Input data:

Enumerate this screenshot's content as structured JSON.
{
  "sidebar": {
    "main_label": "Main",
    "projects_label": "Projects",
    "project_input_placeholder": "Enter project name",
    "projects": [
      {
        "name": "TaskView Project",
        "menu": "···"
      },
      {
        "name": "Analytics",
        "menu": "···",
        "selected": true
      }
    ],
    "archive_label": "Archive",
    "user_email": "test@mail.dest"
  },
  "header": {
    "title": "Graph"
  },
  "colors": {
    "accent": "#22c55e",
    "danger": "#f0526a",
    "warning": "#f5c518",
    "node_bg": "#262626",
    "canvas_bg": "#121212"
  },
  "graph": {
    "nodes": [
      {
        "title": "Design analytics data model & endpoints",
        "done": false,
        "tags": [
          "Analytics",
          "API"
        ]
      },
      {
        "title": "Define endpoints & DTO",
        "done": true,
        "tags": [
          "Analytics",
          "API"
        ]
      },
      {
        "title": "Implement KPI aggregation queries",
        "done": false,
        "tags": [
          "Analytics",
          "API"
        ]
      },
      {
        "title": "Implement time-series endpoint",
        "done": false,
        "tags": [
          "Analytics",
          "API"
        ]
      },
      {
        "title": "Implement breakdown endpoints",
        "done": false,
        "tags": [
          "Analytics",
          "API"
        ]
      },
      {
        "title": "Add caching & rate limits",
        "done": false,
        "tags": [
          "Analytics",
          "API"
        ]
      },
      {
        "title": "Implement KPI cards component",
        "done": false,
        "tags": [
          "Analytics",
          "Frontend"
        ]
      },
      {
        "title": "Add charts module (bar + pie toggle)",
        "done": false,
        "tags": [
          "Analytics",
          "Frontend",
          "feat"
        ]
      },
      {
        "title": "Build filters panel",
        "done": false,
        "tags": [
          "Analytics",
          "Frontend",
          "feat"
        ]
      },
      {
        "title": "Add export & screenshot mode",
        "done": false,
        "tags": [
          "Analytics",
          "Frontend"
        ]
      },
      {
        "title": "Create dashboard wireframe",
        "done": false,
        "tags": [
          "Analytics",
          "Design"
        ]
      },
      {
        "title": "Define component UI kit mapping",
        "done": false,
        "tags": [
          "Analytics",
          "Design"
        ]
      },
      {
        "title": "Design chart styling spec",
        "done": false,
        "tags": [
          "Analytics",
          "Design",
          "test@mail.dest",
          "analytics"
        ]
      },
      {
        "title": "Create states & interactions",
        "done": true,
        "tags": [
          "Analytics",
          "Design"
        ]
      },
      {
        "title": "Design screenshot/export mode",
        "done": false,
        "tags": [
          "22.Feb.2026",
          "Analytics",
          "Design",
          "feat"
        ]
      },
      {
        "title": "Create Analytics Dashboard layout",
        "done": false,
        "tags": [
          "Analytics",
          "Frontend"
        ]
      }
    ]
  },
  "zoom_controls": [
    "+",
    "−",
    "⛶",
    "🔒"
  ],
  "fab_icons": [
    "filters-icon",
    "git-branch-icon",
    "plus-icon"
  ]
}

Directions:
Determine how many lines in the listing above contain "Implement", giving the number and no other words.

Your solution:
4